At MDC, we talk a lot about equity. Equity is related to, but not the same as, the American ideal of equal opportunity, which is, as MDC’s president David Dodson says, the idea that “if you work hard, and you play by the rules, you can succeed, because the environment is largely benign.” That ideal is far from being realized. In this video of a presentation at Brazosport College Dodson explains equity in the community college context:

There is a gap between reality, the current reality of deep performance gaps between and among student groups, and the longed for ideal of a society that really does have this level playing field where people who work hard can move ahead without restriction.

 

Once we see those performance gaps, we have to ask ourselves why they exist. More from the Dodson video:

To what degree are the gaps that we see between one group of students and another the result of inadequate individual effort, or do they indicate the presence of a tilted playing field that may have a lot of obstacles and landmines in it?

That titled playing field, full of landmines, is governed by structural inequities, or “policies and practices that result in achievement gaps, because of the way institutions and society are organized and operated.” While these inequities may be beyond individual control, they are not beyond institutional and societal control; we can neutralize them when we design policies, practices, and programs with equity in mind. Dodson explains the difference between equal treatment and equitable treatment:

Practicing equity does not mean treating all students identically. Two people come into the Emergency Room: one suffering a heart attack, the other has a broken foot. I would not treat them equally. I would treat them equitably. In other words, their situation defines the nature of the response.

The medical analogy for equity is the triage process: assigning degrees of urgency of illness to determine priority of treatment. We need a triage protocol for our systems of educational and economic opportunity.

A belief that equal treatment, and not equitable treatment, will eventually lead to a level playing field is dangerous. Equity is particularly important when we think about continued disparities in outcomes by race and ethnicity. Structural racism is structural inequity that results from a history of advantaging one group, white Americans, over people of color. We talked about this on the blog last week: “We have to understand this past, of how we built and maintain the narrative of racial difference, not as a footnote or blunder in an otherwise admirable advancement of American society, but as woven deeply into the fabric of our social and economic structures.” We like to think that our society has moved beyond racism, but if the past few weeks of public discourse have taught us anything, it is that we still have work to do, particularly in the South. Ta-Nehisi Coates explains why we can not just wish away the legacy and continued injury of slavery, white supremacist terrorism, and segregation:

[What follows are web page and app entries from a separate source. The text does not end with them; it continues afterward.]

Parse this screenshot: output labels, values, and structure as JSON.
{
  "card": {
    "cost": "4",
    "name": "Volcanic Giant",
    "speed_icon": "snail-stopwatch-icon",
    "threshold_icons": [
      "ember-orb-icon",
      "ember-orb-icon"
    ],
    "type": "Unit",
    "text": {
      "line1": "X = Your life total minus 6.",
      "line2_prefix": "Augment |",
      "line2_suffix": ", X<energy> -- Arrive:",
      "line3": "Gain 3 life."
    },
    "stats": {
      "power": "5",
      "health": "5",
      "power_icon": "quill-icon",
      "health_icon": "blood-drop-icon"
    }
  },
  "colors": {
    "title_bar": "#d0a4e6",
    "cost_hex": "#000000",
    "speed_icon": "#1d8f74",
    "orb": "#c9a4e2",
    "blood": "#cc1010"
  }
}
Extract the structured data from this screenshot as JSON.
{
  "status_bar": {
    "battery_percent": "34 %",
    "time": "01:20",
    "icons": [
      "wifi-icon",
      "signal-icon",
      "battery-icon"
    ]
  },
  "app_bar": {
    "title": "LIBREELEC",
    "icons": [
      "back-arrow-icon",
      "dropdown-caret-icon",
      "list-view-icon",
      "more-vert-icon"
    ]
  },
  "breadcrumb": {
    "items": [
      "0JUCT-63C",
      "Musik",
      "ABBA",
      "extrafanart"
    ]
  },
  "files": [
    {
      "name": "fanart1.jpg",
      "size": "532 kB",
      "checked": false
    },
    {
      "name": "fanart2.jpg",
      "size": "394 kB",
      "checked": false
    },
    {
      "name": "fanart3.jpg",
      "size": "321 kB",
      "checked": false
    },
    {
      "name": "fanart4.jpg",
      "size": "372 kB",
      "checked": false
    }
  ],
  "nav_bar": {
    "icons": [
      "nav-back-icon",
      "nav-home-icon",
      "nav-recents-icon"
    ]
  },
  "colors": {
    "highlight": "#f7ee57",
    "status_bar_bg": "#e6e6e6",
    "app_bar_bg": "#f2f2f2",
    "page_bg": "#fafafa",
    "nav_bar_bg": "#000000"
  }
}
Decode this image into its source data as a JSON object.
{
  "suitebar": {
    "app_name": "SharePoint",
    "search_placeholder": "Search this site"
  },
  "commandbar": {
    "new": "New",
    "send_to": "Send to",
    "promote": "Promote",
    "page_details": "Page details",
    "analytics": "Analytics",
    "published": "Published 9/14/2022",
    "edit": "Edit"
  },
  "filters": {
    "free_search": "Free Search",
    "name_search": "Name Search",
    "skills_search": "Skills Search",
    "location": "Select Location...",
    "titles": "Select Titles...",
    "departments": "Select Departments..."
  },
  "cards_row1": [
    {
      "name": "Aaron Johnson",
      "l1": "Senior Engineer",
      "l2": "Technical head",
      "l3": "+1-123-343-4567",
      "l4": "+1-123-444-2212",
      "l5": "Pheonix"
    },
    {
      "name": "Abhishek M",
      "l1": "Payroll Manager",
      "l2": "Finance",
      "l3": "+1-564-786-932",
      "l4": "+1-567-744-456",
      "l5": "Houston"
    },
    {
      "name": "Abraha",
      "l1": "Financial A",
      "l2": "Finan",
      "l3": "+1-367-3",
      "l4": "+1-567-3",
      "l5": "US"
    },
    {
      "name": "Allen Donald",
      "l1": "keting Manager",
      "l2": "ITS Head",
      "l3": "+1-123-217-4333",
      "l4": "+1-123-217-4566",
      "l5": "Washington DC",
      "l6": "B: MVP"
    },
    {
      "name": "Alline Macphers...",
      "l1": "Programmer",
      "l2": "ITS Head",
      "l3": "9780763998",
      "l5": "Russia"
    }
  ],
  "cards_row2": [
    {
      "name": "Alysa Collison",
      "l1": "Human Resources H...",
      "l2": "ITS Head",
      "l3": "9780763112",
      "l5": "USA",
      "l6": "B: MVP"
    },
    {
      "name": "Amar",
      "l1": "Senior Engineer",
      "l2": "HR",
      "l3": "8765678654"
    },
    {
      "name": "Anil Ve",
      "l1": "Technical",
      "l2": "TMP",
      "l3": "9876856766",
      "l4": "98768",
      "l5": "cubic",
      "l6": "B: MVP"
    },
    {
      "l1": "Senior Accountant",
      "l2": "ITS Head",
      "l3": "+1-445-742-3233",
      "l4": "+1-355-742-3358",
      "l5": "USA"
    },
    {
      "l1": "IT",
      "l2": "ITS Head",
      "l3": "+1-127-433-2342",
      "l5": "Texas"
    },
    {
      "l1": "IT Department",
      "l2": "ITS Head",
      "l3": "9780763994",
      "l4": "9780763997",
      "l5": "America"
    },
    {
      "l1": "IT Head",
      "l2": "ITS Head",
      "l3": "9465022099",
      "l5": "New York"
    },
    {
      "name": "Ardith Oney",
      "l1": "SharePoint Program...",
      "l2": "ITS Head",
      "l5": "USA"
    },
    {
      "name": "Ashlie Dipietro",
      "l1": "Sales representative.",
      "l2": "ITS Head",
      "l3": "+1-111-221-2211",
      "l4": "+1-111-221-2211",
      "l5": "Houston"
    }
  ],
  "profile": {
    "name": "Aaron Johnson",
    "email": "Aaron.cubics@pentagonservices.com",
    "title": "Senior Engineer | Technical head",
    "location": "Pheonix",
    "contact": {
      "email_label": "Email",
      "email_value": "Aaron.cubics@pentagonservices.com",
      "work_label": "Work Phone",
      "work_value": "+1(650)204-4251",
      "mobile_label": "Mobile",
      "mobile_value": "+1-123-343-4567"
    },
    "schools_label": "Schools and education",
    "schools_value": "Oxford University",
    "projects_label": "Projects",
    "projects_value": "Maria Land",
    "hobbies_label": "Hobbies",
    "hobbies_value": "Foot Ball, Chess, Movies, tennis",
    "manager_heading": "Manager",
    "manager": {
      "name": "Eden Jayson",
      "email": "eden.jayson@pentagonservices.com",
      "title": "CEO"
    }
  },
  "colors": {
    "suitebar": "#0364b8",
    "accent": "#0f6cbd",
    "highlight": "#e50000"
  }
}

Indeed, in America, there is a strange and powerful belief that if you stab a black person 10 times, the bleeding stops and the healing begins the moment the assailant drops the knife. We believe white dominance to be a fact of the inert past, a delinquent debt that can be made to disappear if only we don’t look.

That is why we need to talk about equity. That is why we need to talk about racial equity.

Why does this conversation about equity matter? Equity matters for how we understand society and because it impacts what we are willing to invest in and who we are willing to invest in. Without understanding equity, growing inequality and low economic mobility do not seem like a big deal; there will always be some people who succeed and some who do not, we might think. But when we understand that your odds of success, or your access to the systems of educational and economic success, depend on your starting point, and that starting point is based in a history of oppression and injury, then we see why equitable treatment matters. “The equity point of view says different students have different needs for resources and support precisely because the playing field for them may not be as level as we like to think,” as Dodson says. “Practicing fairness means giving students what they need according to the situation in which they find themselves.”

The video of David Dodson’s remarks was produced by Brazosport College and made available by Achieving the Dream, a national effort to improve student success at community colleges with equity as a central value.